[Directions for this task]
Wherever a line in the records contains the word "JSON", return that line.
---------- Source material ----------
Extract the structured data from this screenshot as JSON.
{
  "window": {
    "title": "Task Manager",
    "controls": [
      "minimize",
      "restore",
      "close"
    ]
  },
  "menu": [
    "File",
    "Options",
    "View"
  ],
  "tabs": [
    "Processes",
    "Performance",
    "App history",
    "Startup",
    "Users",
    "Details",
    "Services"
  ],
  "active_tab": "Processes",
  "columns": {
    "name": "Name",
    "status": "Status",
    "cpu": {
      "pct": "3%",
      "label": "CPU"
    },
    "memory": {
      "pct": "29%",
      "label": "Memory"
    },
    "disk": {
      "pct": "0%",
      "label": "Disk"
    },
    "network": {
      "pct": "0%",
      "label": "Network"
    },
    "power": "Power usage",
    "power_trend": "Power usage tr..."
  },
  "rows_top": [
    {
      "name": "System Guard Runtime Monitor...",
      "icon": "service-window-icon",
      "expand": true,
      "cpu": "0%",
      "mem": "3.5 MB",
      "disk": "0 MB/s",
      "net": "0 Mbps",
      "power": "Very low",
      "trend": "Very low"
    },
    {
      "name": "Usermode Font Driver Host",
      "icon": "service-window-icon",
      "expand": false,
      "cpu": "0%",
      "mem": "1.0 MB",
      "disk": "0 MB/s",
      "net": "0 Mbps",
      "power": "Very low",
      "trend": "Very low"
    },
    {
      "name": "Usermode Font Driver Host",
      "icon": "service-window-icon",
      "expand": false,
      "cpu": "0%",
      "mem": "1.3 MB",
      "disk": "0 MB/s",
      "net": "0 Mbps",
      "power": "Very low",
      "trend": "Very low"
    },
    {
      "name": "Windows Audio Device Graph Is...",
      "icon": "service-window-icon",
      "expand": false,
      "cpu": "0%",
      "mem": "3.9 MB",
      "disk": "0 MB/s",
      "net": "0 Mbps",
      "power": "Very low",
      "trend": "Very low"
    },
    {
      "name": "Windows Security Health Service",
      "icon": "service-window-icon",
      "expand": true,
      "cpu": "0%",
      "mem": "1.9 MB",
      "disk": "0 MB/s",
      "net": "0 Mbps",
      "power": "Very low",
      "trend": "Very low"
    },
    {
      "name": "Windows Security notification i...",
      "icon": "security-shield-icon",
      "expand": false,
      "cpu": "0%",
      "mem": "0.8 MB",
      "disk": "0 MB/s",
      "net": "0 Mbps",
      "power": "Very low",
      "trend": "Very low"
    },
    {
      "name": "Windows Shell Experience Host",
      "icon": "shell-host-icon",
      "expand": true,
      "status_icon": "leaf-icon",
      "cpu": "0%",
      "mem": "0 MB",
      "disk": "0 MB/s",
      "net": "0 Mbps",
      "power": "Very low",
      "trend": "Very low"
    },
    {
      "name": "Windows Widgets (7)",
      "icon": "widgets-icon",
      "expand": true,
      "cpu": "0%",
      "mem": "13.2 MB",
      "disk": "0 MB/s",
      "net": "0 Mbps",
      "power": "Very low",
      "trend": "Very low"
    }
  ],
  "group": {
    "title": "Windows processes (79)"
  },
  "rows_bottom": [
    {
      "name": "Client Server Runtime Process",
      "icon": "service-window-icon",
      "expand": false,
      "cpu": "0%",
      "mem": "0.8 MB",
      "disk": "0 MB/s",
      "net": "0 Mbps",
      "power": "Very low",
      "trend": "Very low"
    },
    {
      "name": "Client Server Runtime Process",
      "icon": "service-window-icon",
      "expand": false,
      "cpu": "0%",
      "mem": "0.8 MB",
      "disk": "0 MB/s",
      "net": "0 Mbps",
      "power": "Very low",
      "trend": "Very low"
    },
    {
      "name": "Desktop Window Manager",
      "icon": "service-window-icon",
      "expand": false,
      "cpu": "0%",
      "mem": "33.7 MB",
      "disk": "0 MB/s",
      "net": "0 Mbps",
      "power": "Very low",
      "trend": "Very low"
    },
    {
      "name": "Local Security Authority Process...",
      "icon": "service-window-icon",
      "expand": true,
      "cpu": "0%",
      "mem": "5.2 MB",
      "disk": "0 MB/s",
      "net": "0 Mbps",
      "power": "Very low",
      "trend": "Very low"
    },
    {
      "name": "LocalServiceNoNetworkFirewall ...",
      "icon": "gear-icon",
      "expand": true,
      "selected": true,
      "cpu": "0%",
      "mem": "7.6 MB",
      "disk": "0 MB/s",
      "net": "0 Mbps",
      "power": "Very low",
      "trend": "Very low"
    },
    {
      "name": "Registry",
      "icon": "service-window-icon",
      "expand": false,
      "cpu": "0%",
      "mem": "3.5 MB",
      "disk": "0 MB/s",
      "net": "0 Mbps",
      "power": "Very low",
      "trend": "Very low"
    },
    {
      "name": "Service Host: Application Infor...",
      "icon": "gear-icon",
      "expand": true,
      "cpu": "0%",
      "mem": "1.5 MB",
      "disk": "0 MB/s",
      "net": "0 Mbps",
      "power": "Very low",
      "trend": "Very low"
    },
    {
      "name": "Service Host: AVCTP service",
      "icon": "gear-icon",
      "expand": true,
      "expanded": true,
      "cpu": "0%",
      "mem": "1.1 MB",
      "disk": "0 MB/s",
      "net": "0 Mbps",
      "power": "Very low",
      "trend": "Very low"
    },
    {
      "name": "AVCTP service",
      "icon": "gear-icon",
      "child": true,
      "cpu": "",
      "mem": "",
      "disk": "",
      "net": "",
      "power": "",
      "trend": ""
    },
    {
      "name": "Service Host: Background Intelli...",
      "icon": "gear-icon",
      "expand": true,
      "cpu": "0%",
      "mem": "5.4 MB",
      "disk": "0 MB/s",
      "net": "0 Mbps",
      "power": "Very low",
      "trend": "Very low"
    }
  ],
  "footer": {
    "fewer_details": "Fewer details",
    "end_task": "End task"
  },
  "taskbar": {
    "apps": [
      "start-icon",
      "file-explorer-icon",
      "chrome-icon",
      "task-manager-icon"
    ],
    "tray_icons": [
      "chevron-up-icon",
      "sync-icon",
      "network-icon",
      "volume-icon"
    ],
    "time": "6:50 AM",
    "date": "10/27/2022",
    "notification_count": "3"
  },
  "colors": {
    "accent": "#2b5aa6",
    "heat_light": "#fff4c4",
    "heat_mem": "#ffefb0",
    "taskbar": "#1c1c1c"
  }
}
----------
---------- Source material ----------
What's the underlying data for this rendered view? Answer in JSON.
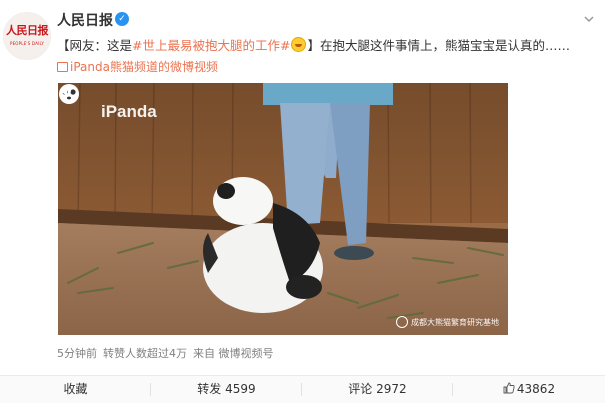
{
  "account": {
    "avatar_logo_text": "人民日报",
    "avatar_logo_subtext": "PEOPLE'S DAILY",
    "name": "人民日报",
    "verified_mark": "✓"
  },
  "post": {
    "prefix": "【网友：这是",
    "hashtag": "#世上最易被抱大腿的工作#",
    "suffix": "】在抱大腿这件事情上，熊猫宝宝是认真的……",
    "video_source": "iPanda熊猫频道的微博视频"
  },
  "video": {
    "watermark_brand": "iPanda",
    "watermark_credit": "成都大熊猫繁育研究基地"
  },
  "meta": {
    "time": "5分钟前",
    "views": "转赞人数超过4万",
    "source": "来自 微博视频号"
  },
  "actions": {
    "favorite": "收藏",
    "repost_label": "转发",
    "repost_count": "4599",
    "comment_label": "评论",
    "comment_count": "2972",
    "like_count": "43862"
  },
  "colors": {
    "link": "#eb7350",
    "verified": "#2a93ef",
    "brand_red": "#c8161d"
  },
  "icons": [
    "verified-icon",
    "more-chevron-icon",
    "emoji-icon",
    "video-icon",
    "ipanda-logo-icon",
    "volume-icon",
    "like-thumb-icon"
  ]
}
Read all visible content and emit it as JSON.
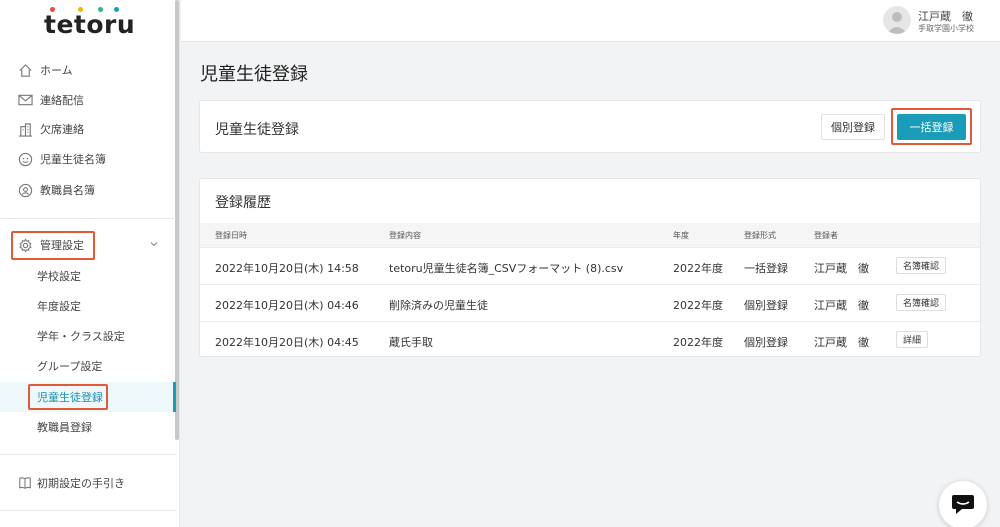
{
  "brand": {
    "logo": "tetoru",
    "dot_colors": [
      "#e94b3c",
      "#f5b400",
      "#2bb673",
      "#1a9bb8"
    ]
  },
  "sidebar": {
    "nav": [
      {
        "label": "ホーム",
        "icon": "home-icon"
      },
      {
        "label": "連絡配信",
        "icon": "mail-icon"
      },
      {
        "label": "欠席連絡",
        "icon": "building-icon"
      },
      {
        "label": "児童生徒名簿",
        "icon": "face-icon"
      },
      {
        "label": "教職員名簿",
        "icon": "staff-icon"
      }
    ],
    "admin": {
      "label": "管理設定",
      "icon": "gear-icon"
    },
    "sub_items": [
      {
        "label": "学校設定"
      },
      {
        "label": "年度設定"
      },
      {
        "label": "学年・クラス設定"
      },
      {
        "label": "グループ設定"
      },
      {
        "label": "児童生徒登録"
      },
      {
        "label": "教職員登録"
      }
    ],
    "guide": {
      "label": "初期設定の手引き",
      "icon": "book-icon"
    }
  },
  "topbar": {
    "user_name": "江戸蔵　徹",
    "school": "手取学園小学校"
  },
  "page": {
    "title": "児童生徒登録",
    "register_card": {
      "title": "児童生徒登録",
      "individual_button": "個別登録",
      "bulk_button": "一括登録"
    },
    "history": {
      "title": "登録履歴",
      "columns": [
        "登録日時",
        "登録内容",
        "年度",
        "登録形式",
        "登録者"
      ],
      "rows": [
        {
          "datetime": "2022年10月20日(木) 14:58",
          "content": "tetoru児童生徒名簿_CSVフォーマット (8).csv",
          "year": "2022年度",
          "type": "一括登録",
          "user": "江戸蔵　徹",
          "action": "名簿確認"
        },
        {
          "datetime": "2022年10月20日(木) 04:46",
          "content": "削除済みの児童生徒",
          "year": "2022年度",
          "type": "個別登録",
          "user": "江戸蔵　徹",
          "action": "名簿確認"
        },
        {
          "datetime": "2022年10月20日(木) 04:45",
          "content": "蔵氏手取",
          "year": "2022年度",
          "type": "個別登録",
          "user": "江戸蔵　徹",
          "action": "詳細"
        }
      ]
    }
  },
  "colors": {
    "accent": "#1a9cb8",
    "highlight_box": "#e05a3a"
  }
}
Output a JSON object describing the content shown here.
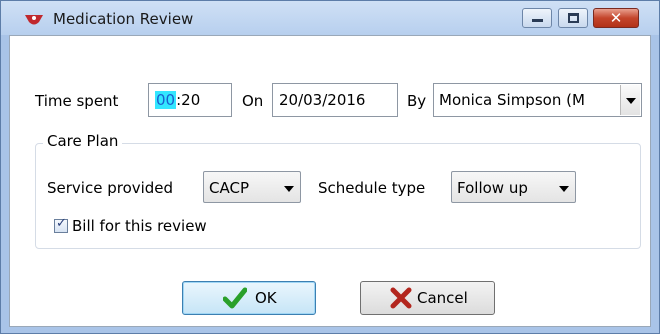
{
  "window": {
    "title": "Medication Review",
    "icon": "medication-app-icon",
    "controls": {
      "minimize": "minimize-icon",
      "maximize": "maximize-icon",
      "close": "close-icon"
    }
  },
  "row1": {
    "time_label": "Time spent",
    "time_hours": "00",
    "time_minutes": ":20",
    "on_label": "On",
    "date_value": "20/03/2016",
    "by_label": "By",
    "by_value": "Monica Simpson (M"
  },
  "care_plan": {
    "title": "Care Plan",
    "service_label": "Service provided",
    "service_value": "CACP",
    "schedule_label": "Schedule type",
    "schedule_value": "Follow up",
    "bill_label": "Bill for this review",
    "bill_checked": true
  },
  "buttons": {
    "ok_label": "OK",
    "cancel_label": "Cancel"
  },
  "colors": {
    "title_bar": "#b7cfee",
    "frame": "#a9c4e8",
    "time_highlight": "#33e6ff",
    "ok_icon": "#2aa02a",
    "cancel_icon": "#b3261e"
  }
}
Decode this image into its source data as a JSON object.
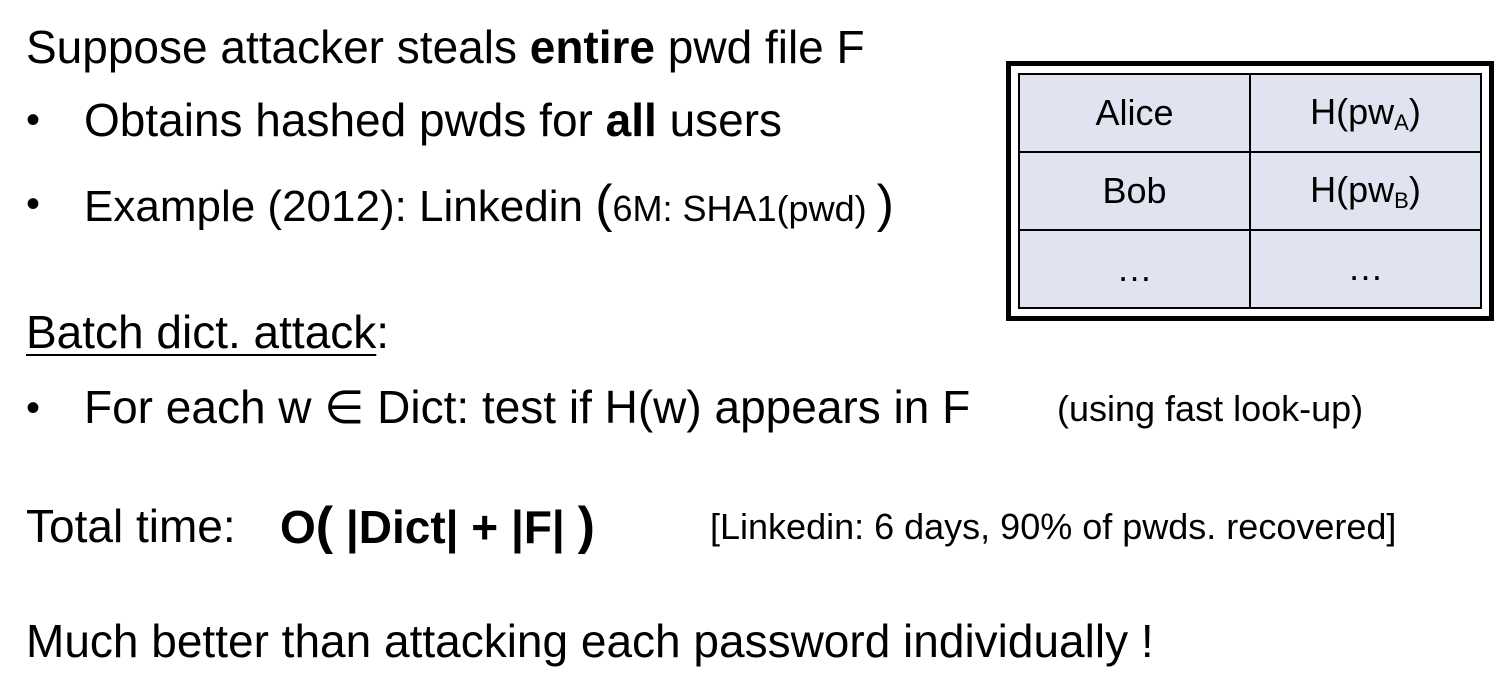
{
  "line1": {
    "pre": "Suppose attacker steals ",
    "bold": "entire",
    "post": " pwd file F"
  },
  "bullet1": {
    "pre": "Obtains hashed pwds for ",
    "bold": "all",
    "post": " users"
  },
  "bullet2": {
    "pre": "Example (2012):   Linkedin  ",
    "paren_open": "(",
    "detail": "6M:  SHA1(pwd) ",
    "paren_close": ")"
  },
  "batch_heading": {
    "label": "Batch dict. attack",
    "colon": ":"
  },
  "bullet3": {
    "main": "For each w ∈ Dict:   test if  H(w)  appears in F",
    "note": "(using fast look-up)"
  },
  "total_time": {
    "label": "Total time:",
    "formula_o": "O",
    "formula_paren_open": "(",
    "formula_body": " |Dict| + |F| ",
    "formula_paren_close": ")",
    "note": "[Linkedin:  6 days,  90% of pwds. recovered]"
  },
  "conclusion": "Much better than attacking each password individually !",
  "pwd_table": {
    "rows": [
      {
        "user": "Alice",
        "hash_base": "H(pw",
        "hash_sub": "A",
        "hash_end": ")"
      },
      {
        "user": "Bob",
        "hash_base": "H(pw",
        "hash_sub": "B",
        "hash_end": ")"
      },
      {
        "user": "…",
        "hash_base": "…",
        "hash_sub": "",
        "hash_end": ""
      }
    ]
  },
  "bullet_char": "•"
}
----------
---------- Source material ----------
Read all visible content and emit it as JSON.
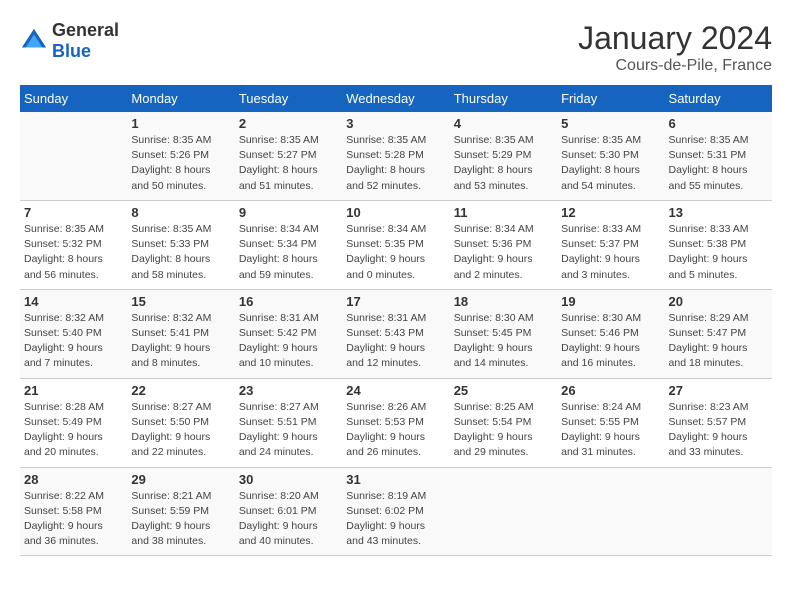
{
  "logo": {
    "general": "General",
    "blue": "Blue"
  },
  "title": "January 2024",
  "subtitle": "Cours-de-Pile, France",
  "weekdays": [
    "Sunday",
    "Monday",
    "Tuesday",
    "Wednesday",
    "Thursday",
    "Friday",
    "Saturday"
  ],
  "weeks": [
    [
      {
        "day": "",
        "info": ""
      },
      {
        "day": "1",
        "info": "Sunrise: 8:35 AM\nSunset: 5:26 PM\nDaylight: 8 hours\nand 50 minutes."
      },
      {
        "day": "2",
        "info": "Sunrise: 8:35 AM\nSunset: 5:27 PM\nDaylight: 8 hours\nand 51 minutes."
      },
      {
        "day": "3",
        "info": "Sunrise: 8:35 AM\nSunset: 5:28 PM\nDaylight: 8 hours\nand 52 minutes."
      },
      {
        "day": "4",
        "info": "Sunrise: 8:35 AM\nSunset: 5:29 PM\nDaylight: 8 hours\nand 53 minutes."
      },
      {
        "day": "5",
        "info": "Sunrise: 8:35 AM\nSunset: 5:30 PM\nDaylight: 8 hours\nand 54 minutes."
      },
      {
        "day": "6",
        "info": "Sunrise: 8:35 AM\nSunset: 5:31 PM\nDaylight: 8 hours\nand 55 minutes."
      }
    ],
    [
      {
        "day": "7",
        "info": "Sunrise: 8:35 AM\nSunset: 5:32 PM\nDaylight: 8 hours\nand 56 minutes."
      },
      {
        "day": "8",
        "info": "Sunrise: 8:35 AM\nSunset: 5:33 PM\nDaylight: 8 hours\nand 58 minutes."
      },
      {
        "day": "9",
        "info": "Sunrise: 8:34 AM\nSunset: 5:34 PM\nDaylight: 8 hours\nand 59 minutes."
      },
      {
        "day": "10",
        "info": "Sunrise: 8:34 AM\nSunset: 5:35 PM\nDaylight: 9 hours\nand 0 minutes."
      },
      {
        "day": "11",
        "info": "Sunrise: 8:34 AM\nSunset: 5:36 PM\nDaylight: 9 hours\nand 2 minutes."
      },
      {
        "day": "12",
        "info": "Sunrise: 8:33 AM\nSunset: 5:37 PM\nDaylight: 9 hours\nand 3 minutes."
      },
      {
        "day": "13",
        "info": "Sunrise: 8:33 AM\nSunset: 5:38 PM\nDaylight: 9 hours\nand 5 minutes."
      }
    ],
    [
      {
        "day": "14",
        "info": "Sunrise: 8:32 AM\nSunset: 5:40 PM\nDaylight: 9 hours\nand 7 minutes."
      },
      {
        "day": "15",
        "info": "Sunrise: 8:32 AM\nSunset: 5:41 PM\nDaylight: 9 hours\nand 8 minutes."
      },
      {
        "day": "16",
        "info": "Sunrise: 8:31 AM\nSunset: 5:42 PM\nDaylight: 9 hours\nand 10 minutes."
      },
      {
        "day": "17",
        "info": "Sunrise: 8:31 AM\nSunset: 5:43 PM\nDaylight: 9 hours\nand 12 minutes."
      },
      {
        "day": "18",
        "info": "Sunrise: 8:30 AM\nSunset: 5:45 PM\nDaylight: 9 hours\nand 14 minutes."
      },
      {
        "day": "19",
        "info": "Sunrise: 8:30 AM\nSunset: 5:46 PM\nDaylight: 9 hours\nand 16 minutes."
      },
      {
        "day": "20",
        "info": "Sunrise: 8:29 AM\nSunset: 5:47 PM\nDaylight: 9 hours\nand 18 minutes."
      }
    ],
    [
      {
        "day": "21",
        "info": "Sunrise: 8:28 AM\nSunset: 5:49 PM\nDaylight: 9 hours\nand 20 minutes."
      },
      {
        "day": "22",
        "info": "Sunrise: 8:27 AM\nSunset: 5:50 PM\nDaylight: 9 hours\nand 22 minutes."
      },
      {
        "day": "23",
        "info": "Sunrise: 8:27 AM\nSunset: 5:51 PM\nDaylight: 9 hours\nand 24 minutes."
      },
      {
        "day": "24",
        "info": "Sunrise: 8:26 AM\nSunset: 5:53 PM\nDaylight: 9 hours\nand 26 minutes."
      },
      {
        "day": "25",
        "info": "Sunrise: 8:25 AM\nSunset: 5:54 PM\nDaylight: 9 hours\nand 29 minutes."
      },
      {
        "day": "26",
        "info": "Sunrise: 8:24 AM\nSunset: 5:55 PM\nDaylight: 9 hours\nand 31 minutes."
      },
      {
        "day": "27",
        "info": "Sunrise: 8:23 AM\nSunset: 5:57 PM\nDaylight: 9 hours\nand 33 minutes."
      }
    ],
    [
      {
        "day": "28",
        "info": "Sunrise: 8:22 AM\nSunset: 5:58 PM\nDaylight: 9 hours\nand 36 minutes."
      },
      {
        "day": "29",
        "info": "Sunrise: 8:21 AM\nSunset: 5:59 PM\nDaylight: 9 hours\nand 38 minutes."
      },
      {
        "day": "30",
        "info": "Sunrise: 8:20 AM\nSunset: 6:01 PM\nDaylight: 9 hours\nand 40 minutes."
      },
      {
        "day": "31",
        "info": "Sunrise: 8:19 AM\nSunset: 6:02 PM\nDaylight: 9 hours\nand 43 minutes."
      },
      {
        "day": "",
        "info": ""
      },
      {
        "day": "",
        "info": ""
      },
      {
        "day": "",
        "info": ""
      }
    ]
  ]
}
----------
[Answer to the problem]
Extract the structured data from this screenshot as JSON.
What's the underlying data for this rendered view? Answer in JSON.
Read all visible content and emit it as JSON.
Output a JSON object describing the content shown here.
Decode this image into its source data as a JSON object.
Read all visible content and emit it as JSON.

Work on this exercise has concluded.